Janice Dobson (BEd ’20) can’t remember a time when she didn’t want to be a nurse. It was a dream she accomplished in life, but one halted by an injury decades into her career.
Her impact in nursing will continue, however, as the recent Brock graduate works to teach the field’s next generation.
Brock’s Fall Convocation on Friday, Oct. 16 marked a milestone in her journey to a second career, as Dobson, 56, graduated with a Bachelor of Education in Adult Education.
She previously worked as a registered nurse in labour and delivery for 27 years. However, shoulder surgery in 2013 left her unable to return to bedside nursing.
Dobson wasn’t ready to retire and felt she still had too much to give. But without a degree, she had few opportunities for leadership roles in her field.
She graduated high school as a registered nursing assistant and went on to complete a diploma in nursing at Centennial College. After transitioning away from bedside nursing, she found herself teaching nursing students at Centennial and enrolled in the Post-Diploma Degree Program in Nursing at Ryerson University.
“I thought ‘I’ve found my second career. I want to teach,’” said Dobson. Looking back, she sees elements of teaching throughout her experience, particularly in labour and delivery nursing where nurses often teach patients how to care for babies.
With a new goal in sight, she transferred from Ryerson to Brock’s Adult Education Program in 2016.
“It’s an opportunity to give back,” Dobson said of the new teaching venture. “I had this wonderful career in nursing and look what I can do. I can teach tomorrow’s nurses.”
Returning to school after years in the field did not come without its challenges. As a mature student, Dobson had to balance home, work and school responsibilities. While completing her program, she continued to work at Centennial as a practical nursing clinical instructor and in a support role helping to co-ordinate clinical placements.
Her students were eager to learn from her years of nursing expertise and she was able to empathize with their experiences as students. Dobson used what she was learning in her Brock classes to help her students succeed.
As well as the challenges of balancing responsibilities, Dobson also had to learn how to write academic papers and put together presentations but persevered with the support of family and friends.
“My daughter would sometimes read my papers and give me feedback,” she said of daughter Rachel Dobson (BRLS ’11), a Brock graduate and one of the reasons Dobson chose to pursue her degree at the University.
Dobson recalls attending her daughter’s graduation in 2011 and celebrating her family’s first-ever university graduate.
She remembers seeing the photo of her daughter celebrating the occasion with family and thinking she’d loved to have a similar graduation photo of her own someday.

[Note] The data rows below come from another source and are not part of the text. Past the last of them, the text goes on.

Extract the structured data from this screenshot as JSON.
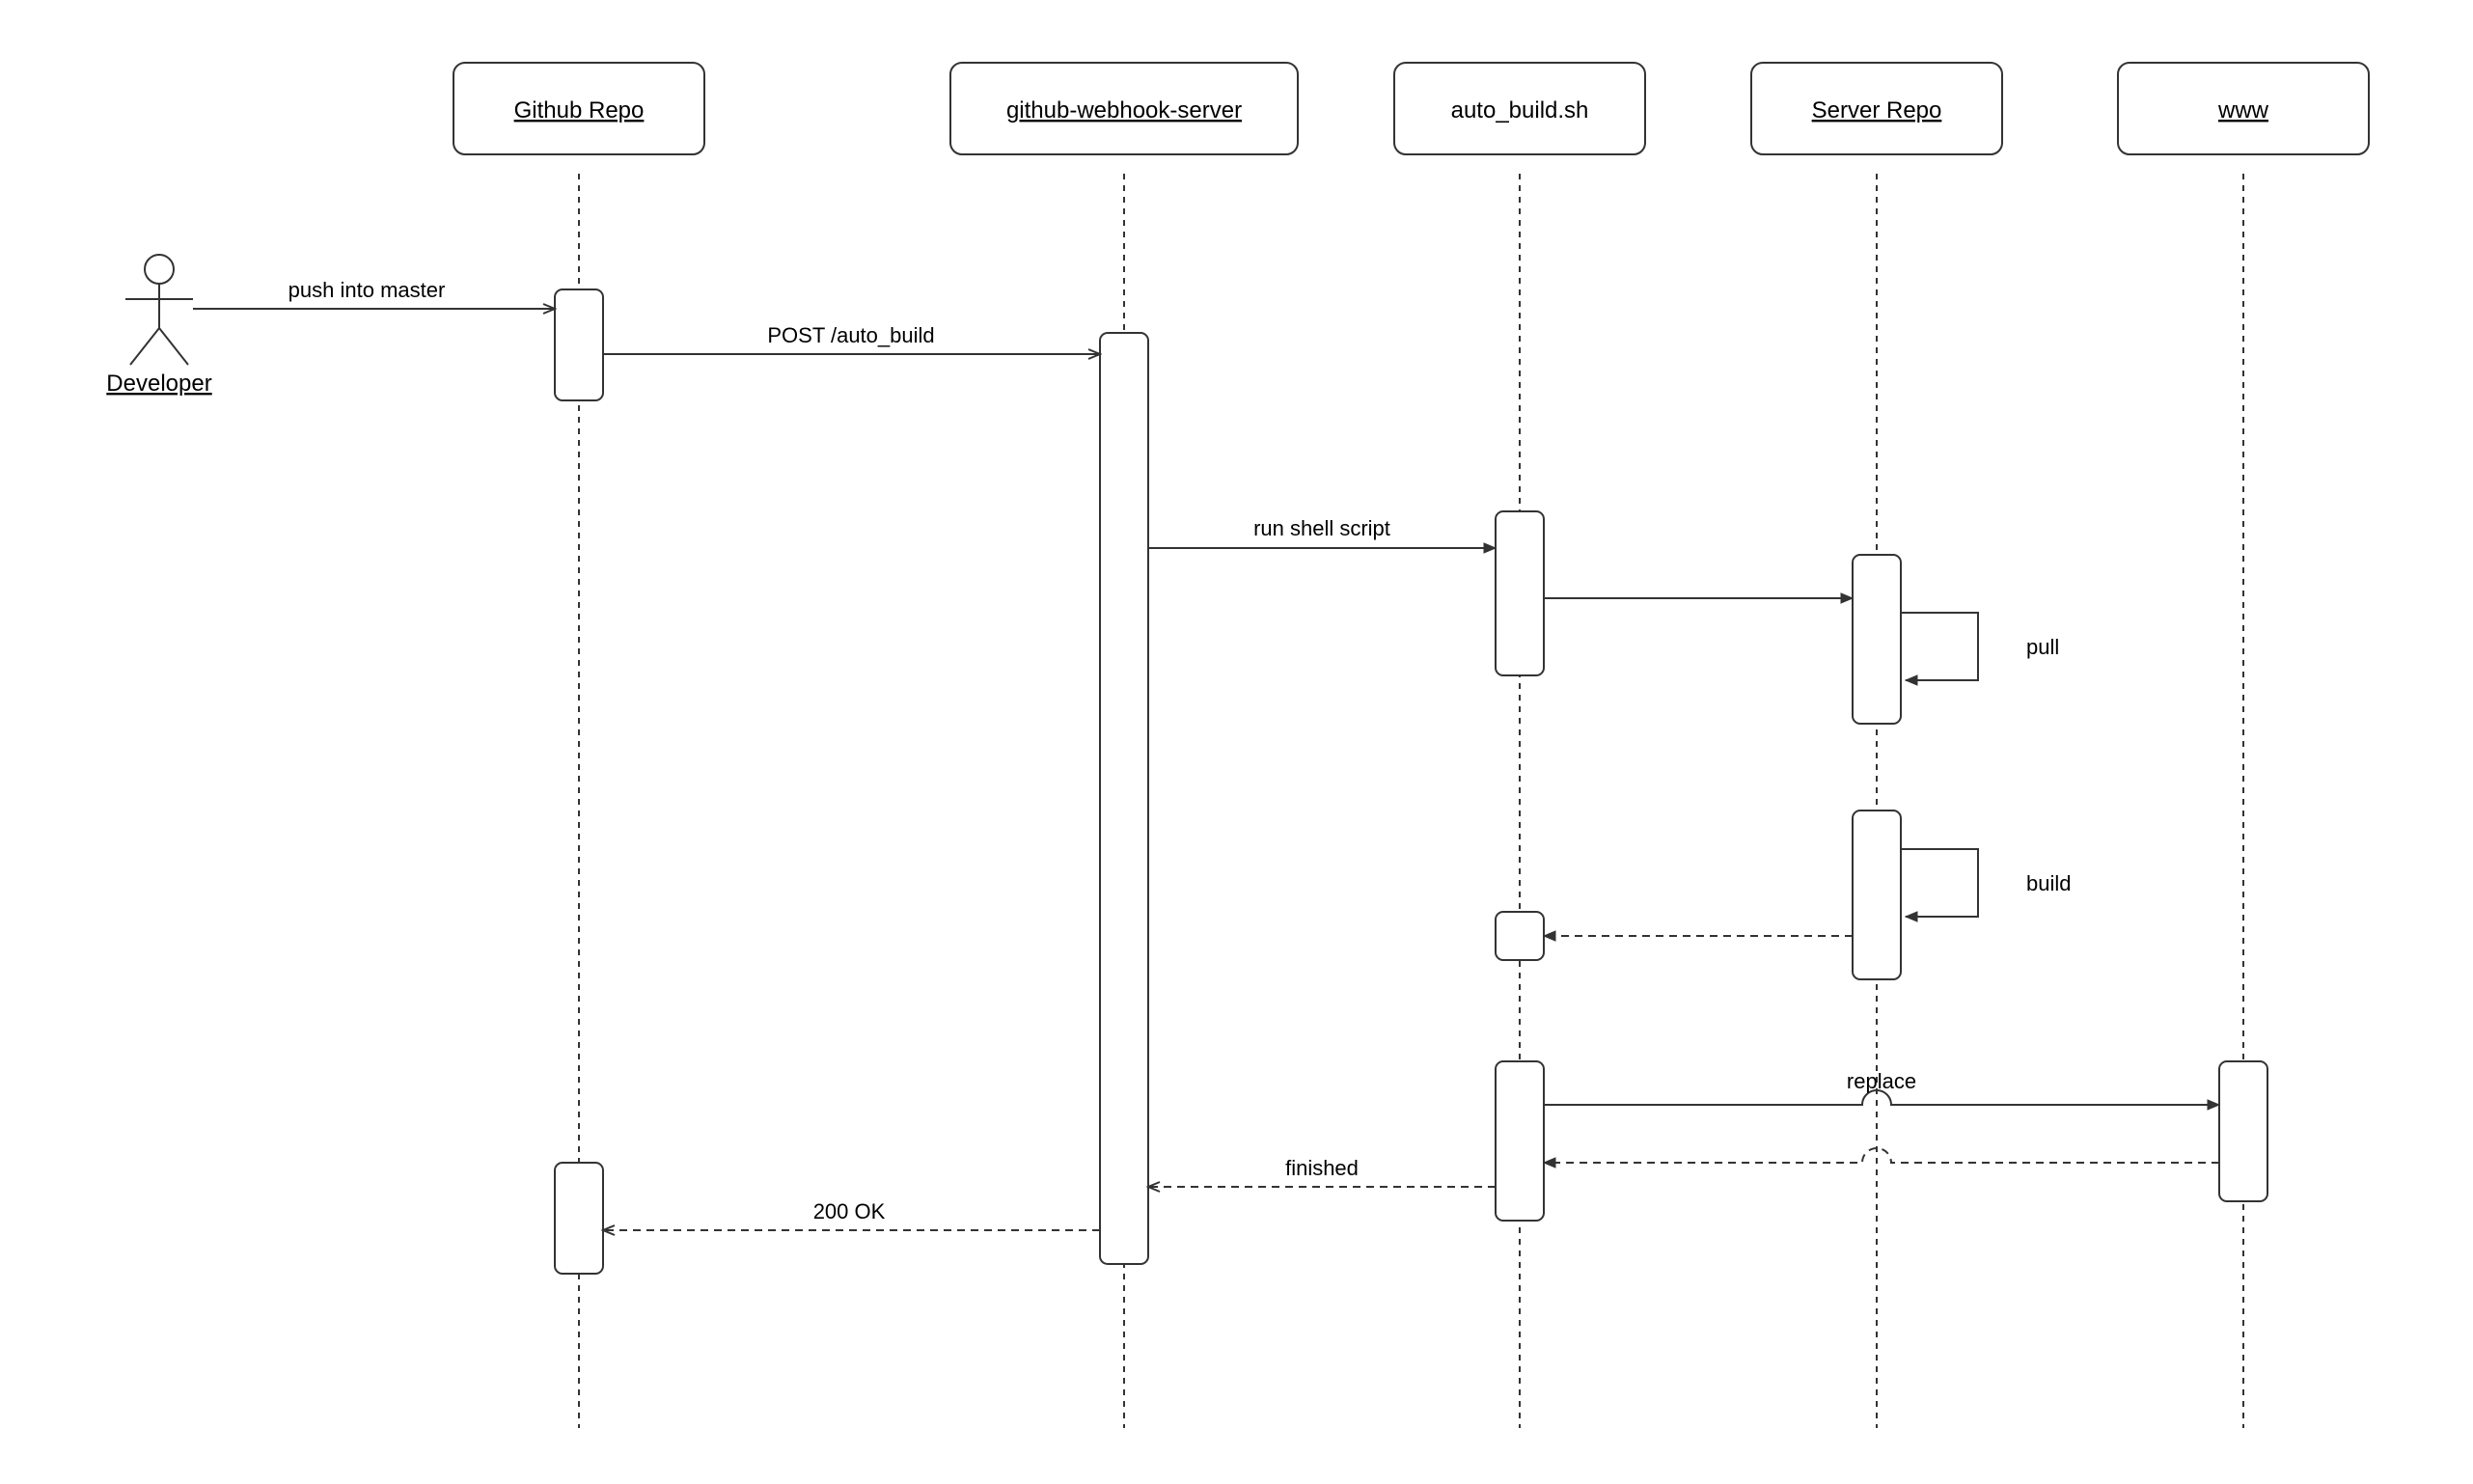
{
  "actor": {
    "name": "Developer"
  },
  "participants": [
    {
      "key": "github",
      "label": "Github Repo",
      "underline": true
    },
    {
      "key": "webhook",
      "label": "github-webhook-server",
      "underline": true
    },
    {
      "key": "script",
      "label": "auto_build.sh",
      "underline": false
    },
    {
      "key": "srvrepo",
      "label": "Server Repo",
      "underline": true
    },
    {
      "key": "www",
      "label": "www",
      "underline": true
    }
  ],
  "messages": {
    "push": "push into master",
    "post": "POST  /auto_build",
    "run": "run shell script",
    "pull": "pull",
    "build": "build",
    "replace": "replace",
    "finished": "finished",
    "ok": "200 OK"
  }
}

While Brock’s Virtual Fall Convocation was not what she originally imagined, Dobson is incredibly proud of earning her degree and of her family’s support as she begins a new chapter.
With her Bachelor of Education completed, she plans to teach nursing students as well as those in related health-care fields.